Hate Speech and Hate Crime Statistics

The Southern Poverty Law Center (SPLC) has been tracking hate groups, hate speech, and accompanying acts nationwide since 1971. California alone has 68 hate groups, mapped on SPLC’s Hate Map.

As of November 29, they reported 892 incidents of harassment against minorities since Mr. Trump’s election, with most occurring in the first three days following the results. Of those, 206 incidents were anti-immigrant and 51 were anti-Muslim.

Hate Crime

The FBI also tracks such incidents of violence, and the bias breakdown from 2014 shows those most at risk include people of color, religious minorities, and the LGBTIQ.


In California, the State Department of Justice releases figures on hate crimes. The 2015 report shows a 10.4% increase in hate crimes (from 758 in 2014 to 837 in 2015). Incidents based on religion jumped nearly 50%; those based on Hispanic ethnicity increased 35%; and over the past decade incidents with an anti-Black bias have been the most common, making up 32% of all hate offenses.

What is Hate Speech or Constitutes a Hate Crime?

“Hate speech” is covered by the First Amendment but may be punishable if it incites attacks or is otherwise threatening beyond insulting a person or group on the basis of national origin, ethnicity, color, religion, gender, gender identity, sexual orientation, or disability.


“Hate crime” means a criminal act was committed, in whole or in part, because of one or more of the following actual or perceived characteristics of the victim:

(1)   Disability.
(2)   Gender.
(3)   Nationality.
(4)   Race or ethnicity.
(5)   Religion.
(6)   Sexual orientation.
(7)   Association with a person or group with one or more of these actual or perceived characteristics.

How to Report and Protect Yourself

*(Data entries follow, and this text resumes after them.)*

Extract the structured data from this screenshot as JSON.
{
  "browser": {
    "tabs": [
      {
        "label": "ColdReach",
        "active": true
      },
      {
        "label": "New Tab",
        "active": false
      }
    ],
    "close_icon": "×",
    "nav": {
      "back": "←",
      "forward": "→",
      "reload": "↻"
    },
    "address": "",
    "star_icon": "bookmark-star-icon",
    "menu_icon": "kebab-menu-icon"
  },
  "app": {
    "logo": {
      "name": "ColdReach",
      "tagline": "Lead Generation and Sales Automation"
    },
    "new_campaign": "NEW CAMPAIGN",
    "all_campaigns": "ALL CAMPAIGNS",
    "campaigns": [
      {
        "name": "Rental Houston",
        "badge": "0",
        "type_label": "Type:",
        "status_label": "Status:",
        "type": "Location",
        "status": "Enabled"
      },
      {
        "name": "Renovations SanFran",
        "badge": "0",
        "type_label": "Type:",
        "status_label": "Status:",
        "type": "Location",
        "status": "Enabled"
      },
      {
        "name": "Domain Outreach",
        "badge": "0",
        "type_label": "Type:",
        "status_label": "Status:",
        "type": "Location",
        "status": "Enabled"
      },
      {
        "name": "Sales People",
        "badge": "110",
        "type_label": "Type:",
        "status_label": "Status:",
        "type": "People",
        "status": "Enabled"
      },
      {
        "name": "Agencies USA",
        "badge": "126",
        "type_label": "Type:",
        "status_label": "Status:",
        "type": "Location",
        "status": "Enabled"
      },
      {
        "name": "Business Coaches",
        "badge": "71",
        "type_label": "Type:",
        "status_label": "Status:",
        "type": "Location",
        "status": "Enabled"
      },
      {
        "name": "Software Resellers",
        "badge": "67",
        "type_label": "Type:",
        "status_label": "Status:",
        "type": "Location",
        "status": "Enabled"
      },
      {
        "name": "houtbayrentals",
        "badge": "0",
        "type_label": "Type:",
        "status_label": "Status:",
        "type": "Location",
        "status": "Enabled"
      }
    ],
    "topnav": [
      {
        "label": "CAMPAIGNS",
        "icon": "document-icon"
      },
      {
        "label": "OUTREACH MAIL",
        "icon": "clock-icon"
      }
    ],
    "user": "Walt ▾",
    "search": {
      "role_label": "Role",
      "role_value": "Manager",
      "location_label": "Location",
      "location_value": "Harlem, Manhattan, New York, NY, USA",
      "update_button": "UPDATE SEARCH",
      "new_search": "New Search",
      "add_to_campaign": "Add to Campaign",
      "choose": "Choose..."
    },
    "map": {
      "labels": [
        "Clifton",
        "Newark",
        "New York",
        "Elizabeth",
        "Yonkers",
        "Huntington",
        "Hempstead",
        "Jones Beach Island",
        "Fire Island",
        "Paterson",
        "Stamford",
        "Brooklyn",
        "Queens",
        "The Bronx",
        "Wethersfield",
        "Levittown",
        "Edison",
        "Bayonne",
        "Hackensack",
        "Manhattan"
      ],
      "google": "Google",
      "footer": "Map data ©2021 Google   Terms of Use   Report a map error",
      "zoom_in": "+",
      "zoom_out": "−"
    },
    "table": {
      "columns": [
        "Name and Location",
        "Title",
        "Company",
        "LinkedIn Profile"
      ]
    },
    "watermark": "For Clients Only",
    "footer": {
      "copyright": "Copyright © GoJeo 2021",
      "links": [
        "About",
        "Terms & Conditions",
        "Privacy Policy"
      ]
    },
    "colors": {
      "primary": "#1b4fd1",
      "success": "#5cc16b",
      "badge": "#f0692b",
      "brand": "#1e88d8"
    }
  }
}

These incidents of hate speech and crimes are frightening and can leave us feeling powerless. But in this country, we have legal remedies and many valiant institutions that are helping to fight against this tide of intolerance towards marginalized groups. Below is an evolving list of informational and organizational resources that can help you, a loved one, and your community. We will be growing this list over time so please feel free to suggest others.


To Report Hate Speech and Hate Crime

CA Department of Health:

- Mental helath resources

-To file a complaint or (877) 433-9069
United States Department of Justice (Eastern District of California)

Civil Rights Organizations Defending Our Freedoms

Advancing Justice – Los Angeles (Asian-American community)
or (213) 977-7500
MALDEF Immigrants’ Rights
Council on American-Islamic Relations (CAIR) (American Muslim community)
The Sikh Coalition
Anti-Defamation League (Jewish community)
Human Rights Campaign (LGBTIQ community)
Pro Publica

For more information or if you have recommendations of additional resources please contact, Director of Communications Katie Smith at (213) 989-1300 or